Pictures aside, copy every record word for word.

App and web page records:

_____

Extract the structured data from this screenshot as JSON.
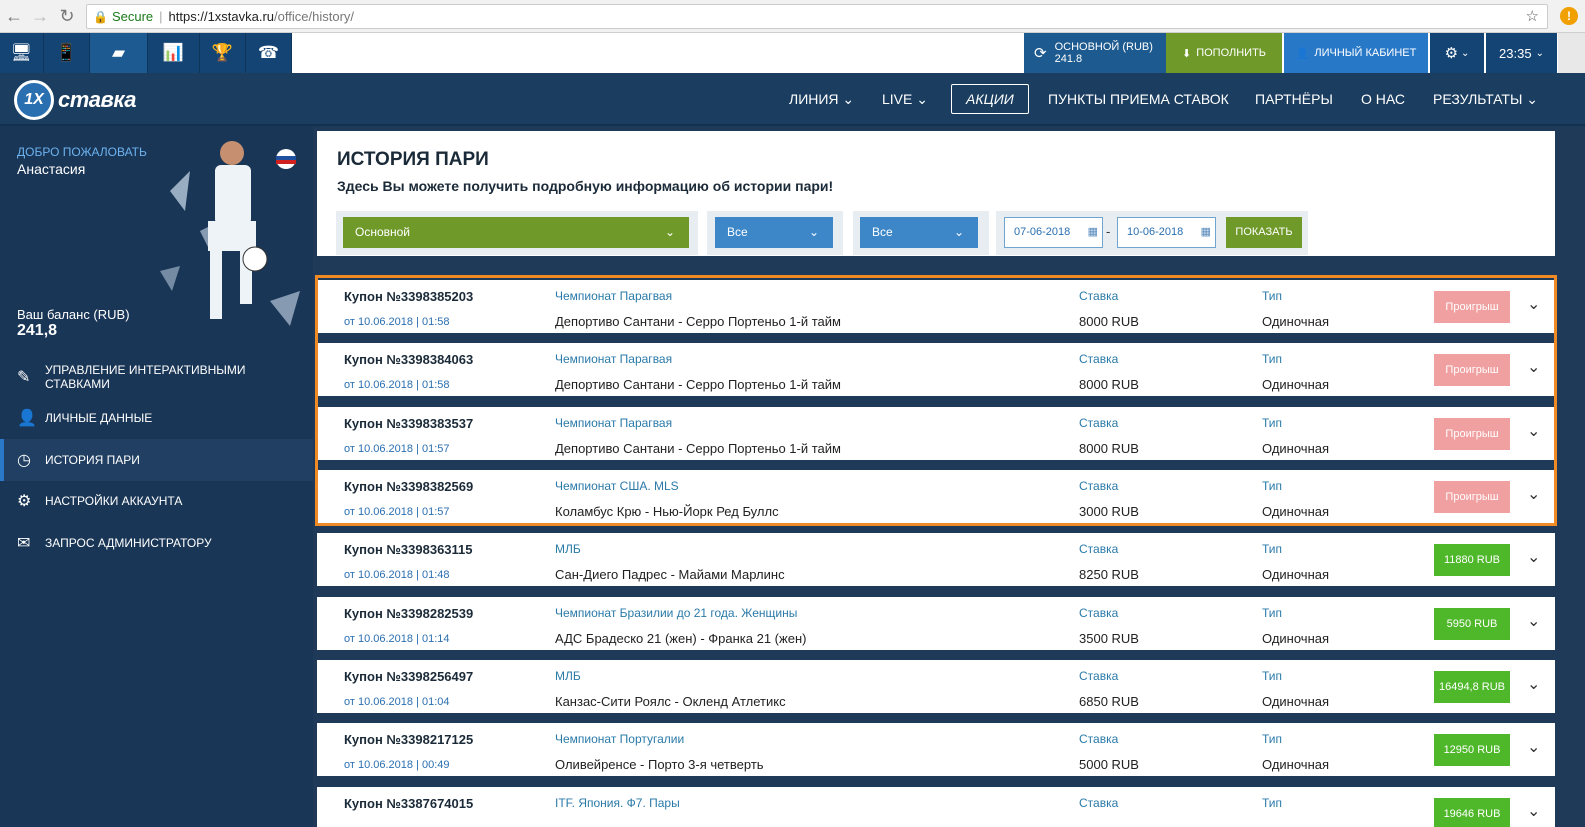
{
  "browser": {
    "secure_label": "Secure",
    "url_host": "https://1xstavka.ru",
    "url_path": "/office/history/"
  },
  "toolbar": {
    "balance_label": "ОСНОВНОЙ (RUB)",
    "balance_value": "241.8",
    "deposit_label": "ПОПОЛНИТЬ",
    "cabinet_label": "ЛИЧНЫЙ КАБИНЕТ",
    "time": "23:35"
  },
  "nav": {
    "logo_mark": "1X",
    "logo_text": "ставка",
    "items": [
      "ЛИНИЯ",
      "LIVE",
      "АКЦИИ",
      "ПУНКТЫ ПРИЕМА СТАВОК",
      "ПАРТНЁРЫ",
      "О НАС",
      "РЕЗУЛЬТАТЫ"
    ]
  },
  "sidebar": {
    "welcome": "ДОБРО ПОЖАЛОВАТЬ",
    "username": "Анастасия",
    "balance_label": "Ваш баланс (RUB)",
    "balance_value": "241,8",
    "items": [
      {
        "label1": "УПРАВЛЕНИЕ ИНТЕРАКТИВНЫМИ",
        "label2": "СТАВКАМИ",
        "icon": "ticket-icon"
      },
      {
        "label1": "ЛИЧНЫЕ ДАННЫЕ",
        "icon": "user-icon"
      },
      {
        "label1": "ИСТОРИЯ ПАРИ",
        "icon": "clock-icon"
      },
      {
        "label1": "НАСТРОЙКИ АККАУНТА",
        "icon": "gears-icon"
      },
      {
        "label1": "ЗАПРОС АДМИНИСТРАТОРУ",
        "icon": "envelope-icon"
      }
    ]
  },
  "page": {
    "title": "ИСТОРИЯ ПАРИ",
    "subtitle": "Здесь Вы можете получить подробную информацию об истории пари!"
  },
  "filters": {
    "account": "Основной",
    "filter1": "Все",
    "filter2": "Все",
    "date_from": "07-06-2018",
    "date_sep": "-",
    "date_to": "10-06-2018",
    "show_label": "ПОКАЗАТЬ"
  },
  "labels": {
    "stake": "Ставка",
    "type": "Тип"
  },
  "coupons": [
    {
      "num": "Купон №3398385203",
      "date": "от 10.06.2018 | 01:58",
      "league": "Чемпионат Парагвая",
      "match": "Депортиво Сантани - Серро Портеньо 1-й тайм",
      "stake": "8000 RUB",
      "type": "Одиночная",
      "result": "Проигрыш",
      "status": "lose"
    },
    {
      "num": "Купон №3398384063",
      "date": "от 10.06.2018 | 01:58",
      "league": "Чемпионат Парагвая",
      "match": "Депортиво Сантани - Серро Портеньо 1-й тайм",
      "stake": "8000 RUB",
      "type": "Одиночная",
      "result": "Проигрыш",
      "status": "lose"
    },
    {
      "num": "Купон №3398383537",
      "date": "от 10.06.2018 | 01:57",
      "league": "Чемпионат Парагвая",
      "match": "Депортиво Сантани - Серро Портеньо 1-й тайм",
      "stake": "8000 RUB",
      "type": "Одиночная",
      "result": "Проигрыш",
      "status": "lose"
    },
    {
      "num": "Купон №3398382569",
      "date": "от 10.06.2018 | 01:57",
      "league": "Чемпионат США. MLS",
      "match": "Коламбус Крю - Нью-Йорк Ред Буллс",
      "stake": "3000 RUB",
      "type": "Одиночная",
      "result": "Проигрыш",
      "status": "lose"
    },
    {
      "num": "Купон №3398363115",
      "date": "от 10.06.2018 | 01:48",
      "league": "МЛБ",
      "match": "Сан-Диего Падрес - Майами Марлинс",
      "stake": "8250 RUB",
      "type": "Одиночная",
      "result": "11880 RUB",
      "status": "win"
    },
    {
      "num": "Купон №3398282539",
      "date": "от 10.06.2018 | 01:14",
      "league": "Чемпионат Бразилии до 21 года. Женщины",
      "match": "АДС Брадеско 21 (жен) - Франка 21 (жен)",
      "stake": "3500 RUB",
      "type": "Одиночная",
      "result": "5950 RUB",
      "status": "win"
    },
    {
      "num": "Купон №3398256497",
      "date": "от 10.06.2018 | 01:04",
      "league": "МЛБ",
      "match": "Канзас-Сити Роялс - Окленд Атлетикс",
      "stake": "6850 RUB",
      "type": "Одиночная",
      "result": "16494,8 RUB",
      "status": "win"
    },
    {
      "num": "Купон №3398217125",
      "date": "от 10.06.2018 | 00:49",
      "league": "Чемпионат Португалии",
      "match": "Оливейренсе - Порто 3-я четверть",
      "stake": "5000 RUB",
      "type": "Одиночная",
      "result": "12950 RUB",
      "status": "win"
    },
    {
      "num": "Купон №3387674015",
      "date": "",
      "league": "ITF. Япония. Ф7. Пары",
      "match": "",
      "stake": "",
      "type": "",
      "result": "19646 RUB",
      "status": "win"
    }
  ]
}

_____

> [OUTPUT OF THE TASK]
Extract the structured data from this screenshot as JSON.
{
  "browser": {
    "secure_label": "Secure",
    "url_host": "https://1xstavka.ru",
    "url_path": "/office/history/"
  },
  "toolbar": {
    "balance_label": "ОСНОВНОЙ (RUB)",
    "balance_value": "241.8",
    "deposit_label": "ПОПОЛНИТЬ",
    "cabinet_label": "ЛИЧНЫЙ КАБИНЕТ",
    "time": "23:35"
  },
  "nav": {
    "logo_mark": "1X",
    "logo_text": "ставка",
    "items": [
      "ЛИНИЯ",
      "LIVE",
      "АКЦИИ",
      "ПУНКТЫ ПРИЕМА СТАВОК",
      "ПАРТНЁРЫ",
      "О НАС",
      "РЕЗУЛЬТАТЫ"
    ]
  },
  "sidebar": {
    "welcome": "ДОБРО ПОЖАЛОВАТЬ",
    "username": "Анастасия",
    "balance_label": "Ваш баланс (RUB)",
    "balance_value": "241,8",
    "items": [
      {
        "label1": "УПРАВЛЕНИЕ ИНТЕРАКТИВНЫМИ",
        "label2": "СТАВКАМИ",
        "icon": "ticket-icon"
      },
      {
        "label1": "ЛИЧНЫЕ ДАННЫЕ",
        "icon": "user-icon"
      },
      {
        "label1": "ИСТОРИЯ ПАРИ",
        "icon": "clock-icon"
      },
      {
        "label1": "НАСТРОЙКИ АККАУНТА",
        "icon": "gears-icon"
      },
      {
        "label1": "ЗАПРОС АДМИНИСТРАТОРУ",
        "icon": "envelope-icon"
      }
    ]
  },
  "page": {
    "title": "ИСТОРИЯ ПАРИ",
    "subtitle": "Здесь Вы можете получить подробную информацию об истории пари!"
  },
  "filters": {
    "account": "Основной",
    "filter1": "Все",
    "filter2": "Все",
    "date_from": "07-06-2018",
    "date_sep": "-",
    "date_to": "10-06-2018",
    "show_label": "ПОКАЗАТЬ"
  },
  "labels": {
    "stake": "Ставка",
    "type": "Тип"
  },
  "coupons": [
    {
      "num": "Купон №3398385203",
      "date": "от 10.06.2018 | 01:58",
      "league": "Чемпионат Парагвая",
      "match": "Депортиво Сантани - Серро Портеньо 1-й тайм",
      "stake": "8000 RUB",
      "type": "Одиночная",
      "result": "Проигрыш",
      "status": "lose"
    },
    {
      "num": "Купон №3398384063",
      "date": "от 10.06.2018 | 01:58",
      "league": "Чемпионат Парагвая",
      "match": "Депортиво Сантани - Серро Портеньо 1-й тайм",
      "stake": "8000 RUB",
      "type": "Одиночная",
      "result": "Проигрыш",
      "status": "lose"
    },
    {
      "num": "Купон №3398383537",
      "date": "от 10.06.2018 | 01:57",
      "league": "Чемпионат Парагвая",
      "match": "Депортиво Сантани - Серро Портеньо 1-й тайм",
      "stake": "8000 RUB",
      "type": "Одиночная",
      "result": "Проигрыш",
      "status": "lose"
    },
    {
      "num": "Купон №3398382569",
      "date": "от 10.06.2018 | 01:57",
      "league": "Чемпионат США. MLS",
      "match": "Коламбус Крю - Нью-Йорк Ред Буллс",
      "stake": "3000 RUB",
      "type": "Одиночная",
      "result": "Проигрыш",
      "status": "lose"
    },
    {
      "num": "Купон №3398363115",
      "date": "от 10.06.2018 | 01:48",
      "league": "МЛБ",
      "match": "Сан-Диего Падрес - Майами Марлинс",
      "stake": "8250 RUB",
      "type": "Одиночная",
      "result": "11880 RUB",
      "status": "win"
    },
    {
      "num": "Купон №3398282539",
      "date": "от 10.06.2018 | 01:14",
      "league": "Чемпионат Бразилии до 21 года. Женщины",
      "match": "АДС Брадеско 21 (жен) - Франка 21 (жен)",
      "stake": "3500 RUB",
      "type": "Одиночная",
      "result": "5950 RUB",
      "status": "win"
    },
    {
      "num": "Купон №3398256497",
      "date": "от 10.06.2018 | 01:04",
      "league": "МЛБ",
      "match": "Канзас-Сити Роялс - Окленд Атлетикс",
      "stake": "6850 RUB",
      "type": "Одиночная",
      "result": "16494,8 RUB",
      "status": "win"
    },
    {
      "num": "Купон №3398217125",
      "date": "от 10.06.2018 | 00:49",
      "league": "Чемпионат Португалии",
      "match": "Оливейренсе - Порто 3-я четверть",
      "stake": "5000 RUB",
      "type": "Одиночная",
      "result": "12950 RUB",
      "status": "win"
    },
    {
      "num": "Купон №3387674015",
      "date": "",
      "league": "ITF. Япония. Ф7. Пары",
      "match": "",
      "stake": "",
      "type": "",
      "result": "19646 RUB",
      "status": "win"
    }
  ]
}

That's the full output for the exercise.